____ Material shown

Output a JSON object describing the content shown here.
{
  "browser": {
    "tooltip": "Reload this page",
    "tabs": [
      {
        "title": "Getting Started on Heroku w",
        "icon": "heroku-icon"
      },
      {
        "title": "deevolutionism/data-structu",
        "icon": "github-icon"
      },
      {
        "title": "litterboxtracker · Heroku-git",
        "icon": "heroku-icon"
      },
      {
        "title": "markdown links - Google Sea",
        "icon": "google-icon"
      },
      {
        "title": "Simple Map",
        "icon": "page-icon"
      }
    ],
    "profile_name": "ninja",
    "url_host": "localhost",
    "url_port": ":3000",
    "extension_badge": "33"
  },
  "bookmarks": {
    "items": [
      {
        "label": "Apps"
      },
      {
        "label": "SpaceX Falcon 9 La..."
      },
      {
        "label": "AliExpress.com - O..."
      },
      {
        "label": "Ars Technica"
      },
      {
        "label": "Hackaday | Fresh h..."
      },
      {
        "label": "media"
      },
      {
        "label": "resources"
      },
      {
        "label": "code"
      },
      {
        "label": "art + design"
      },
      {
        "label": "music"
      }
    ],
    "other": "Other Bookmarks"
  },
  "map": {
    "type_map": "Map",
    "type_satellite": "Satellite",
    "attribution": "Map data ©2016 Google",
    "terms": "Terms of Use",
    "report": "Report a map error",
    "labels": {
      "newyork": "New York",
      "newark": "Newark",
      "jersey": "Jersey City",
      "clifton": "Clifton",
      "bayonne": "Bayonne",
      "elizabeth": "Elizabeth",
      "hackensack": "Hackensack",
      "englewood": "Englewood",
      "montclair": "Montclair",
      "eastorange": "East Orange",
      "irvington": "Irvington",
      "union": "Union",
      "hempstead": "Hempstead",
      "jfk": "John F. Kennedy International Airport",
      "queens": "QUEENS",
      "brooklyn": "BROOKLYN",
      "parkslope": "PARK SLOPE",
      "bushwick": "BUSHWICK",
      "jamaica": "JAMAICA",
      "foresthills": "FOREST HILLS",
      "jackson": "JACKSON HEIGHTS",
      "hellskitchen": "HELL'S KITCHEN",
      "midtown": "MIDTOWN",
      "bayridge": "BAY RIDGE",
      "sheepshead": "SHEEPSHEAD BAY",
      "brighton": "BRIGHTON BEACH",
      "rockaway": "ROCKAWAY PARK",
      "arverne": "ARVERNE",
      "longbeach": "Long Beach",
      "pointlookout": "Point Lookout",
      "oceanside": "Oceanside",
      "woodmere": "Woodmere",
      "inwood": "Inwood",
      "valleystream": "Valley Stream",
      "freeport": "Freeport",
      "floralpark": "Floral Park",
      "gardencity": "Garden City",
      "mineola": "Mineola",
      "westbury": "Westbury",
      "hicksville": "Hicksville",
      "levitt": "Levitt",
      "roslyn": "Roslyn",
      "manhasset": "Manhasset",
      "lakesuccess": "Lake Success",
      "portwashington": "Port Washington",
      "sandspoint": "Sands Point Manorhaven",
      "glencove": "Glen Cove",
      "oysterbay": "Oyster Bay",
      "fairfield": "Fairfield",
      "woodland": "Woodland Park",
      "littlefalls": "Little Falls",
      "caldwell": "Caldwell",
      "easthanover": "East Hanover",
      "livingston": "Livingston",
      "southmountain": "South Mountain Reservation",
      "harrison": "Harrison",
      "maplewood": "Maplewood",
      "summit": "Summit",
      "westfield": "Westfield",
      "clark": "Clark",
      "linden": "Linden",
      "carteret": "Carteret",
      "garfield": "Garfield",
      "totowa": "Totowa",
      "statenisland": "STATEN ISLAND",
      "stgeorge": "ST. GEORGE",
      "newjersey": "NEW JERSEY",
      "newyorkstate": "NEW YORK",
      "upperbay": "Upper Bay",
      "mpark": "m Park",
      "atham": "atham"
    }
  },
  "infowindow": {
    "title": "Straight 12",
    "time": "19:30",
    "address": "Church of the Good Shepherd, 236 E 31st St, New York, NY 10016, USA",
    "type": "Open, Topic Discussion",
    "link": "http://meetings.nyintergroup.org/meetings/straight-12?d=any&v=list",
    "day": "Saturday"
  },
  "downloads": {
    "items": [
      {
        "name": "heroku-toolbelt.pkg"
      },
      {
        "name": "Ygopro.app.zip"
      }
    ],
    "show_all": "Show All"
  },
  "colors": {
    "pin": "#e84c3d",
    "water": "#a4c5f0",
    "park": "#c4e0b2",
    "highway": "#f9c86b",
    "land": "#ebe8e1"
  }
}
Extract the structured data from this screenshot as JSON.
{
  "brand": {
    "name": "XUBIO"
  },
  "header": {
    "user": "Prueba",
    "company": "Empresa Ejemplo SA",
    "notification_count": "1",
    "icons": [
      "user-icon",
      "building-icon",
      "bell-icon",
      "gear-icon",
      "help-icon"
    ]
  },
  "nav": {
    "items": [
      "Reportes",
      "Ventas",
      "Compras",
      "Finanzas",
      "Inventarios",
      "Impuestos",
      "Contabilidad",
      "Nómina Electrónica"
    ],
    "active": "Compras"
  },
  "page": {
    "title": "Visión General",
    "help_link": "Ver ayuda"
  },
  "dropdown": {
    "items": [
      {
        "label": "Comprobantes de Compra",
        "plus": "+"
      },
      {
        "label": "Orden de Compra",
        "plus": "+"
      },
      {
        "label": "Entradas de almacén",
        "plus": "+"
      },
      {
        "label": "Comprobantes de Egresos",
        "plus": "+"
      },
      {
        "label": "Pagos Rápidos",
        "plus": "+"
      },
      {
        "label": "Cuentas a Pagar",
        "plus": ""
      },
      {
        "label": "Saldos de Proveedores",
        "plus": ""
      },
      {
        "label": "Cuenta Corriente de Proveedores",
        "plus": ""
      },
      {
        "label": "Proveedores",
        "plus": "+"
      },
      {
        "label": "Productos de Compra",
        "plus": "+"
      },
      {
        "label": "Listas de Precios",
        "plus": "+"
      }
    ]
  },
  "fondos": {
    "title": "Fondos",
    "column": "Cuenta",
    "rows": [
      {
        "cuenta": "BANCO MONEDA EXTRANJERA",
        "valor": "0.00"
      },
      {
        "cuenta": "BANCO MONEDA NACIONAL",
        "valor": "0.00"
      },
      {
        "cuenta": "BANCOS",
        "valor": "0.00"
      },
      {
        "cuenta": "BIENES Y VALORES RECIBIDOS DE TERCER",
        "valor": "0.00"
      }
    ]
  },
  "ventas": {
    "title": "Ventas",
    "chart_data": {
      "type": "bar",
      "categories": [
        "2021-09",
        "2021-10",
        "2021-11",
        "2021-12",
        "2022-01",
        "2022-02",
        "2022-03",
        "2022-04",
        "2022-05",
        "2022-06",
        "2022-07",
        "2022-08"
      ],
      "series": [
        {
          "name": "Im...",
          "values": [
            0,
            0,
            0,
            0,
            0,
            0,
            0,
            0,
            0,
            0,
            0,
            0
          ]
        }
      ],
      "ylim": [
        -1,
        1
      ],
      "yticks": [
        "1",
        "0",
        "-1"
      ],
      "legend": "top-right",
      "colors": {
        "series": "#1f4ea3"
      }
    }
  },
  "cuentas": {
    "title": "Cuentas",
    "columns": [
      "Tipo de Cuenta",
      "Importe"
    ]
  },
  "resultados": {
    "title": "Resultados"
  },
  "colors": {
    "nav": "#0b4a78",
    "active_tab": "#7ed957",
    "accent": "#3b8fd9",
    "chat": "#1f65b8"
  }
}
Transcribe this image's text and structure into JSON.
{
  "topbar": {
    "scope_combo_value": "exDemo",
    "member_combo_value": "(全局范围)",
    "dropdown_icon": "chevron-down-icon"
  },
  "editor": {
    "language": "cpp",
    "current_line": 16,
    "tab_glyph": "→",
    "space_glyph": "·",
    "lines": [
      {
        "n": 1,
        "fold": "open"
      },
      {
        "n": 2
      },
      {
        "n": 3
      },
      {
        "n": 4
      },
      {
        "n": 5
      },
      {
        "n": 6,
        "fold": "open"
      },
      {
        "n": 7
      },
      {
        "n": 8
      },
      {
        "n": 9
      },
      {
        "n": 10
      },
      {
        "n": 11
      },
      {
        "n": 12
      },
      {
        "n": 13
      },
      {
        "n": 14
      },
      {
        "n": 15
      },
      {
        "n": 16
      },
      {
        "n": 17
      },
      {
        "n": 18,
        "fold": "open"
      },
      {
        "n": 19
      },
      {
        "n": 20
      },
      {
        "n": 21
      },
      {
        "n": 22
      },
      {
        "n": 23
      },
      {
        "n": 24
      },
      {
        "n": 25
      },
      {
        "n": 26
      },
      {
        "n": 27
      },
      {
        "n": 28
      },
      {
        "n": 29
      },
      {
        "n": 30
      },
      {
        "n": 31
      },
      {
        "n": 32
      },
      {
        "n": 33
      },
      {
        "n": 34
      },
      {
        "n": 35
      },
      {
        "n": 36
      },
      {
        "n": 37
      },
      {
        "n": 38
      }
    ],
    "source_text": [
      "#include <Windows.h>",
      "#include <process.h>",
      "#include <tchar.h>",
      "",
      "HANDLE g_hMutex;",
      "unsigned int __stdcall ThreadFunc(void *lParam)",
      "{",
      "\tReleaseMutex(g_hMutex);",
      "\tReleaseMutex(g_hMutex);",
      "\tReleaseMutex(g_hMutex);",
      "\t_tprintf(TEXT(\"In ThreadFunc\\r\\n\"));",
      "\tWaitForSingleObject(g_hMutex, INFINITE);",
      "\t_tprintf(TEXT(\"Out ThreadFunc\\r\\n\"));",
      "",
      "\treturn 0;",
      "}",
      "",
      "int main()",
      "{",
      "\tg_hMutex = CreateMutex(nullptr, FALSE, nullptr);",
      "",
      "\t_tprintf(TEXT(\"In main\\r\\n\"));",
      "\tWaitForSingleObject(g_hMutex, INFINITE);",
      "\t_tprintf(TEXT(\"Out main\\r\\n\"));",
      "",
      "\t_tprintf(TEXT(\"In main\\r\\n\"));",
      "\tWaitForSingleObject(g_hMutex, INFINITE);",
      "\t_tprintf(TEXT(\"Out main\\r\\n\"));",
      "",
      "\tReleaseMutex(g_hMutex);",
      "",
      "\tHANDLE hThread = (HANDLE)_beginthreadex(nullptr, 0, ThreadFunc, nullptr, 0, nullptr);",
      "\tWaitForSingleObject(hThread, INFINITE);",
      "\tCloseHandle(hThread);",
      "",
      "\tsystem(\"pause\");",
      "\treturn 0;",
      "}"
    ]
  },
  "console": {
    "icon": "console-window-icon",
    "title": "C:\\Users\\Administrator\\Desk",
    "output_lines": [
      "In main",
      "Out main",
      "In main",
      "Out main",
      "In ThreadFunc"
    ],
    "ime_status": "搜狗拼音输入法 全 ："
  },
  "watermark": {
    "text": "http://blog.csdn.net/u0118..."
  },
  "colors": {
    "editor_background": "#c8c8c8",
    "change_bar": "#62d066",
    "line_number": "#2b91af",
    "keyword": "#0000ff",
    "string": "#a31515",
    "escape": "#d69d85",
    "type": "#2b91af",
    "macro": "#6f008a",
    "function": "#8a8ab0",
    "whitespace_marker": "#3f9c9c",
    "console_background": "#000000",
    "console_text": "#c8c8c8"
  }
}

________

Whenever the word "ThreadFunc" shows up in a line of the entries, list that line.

» Written answer
      "unsigned int __stdcall ThreadFunc(void *lParam)",
      "\t_tprintf(TEXT(\"In ThreadFunc\\r\\n\"));",
      "\t_tprintf(TEXT(\"Out ThreadFunc\\r\\n\"));",
      "\tHANDLE hThread = (HANDLE)_beginthreadex(nullptr, 0, ThreadFunc, nullptr, 0, nullptr);",
      "In ThreadFunc"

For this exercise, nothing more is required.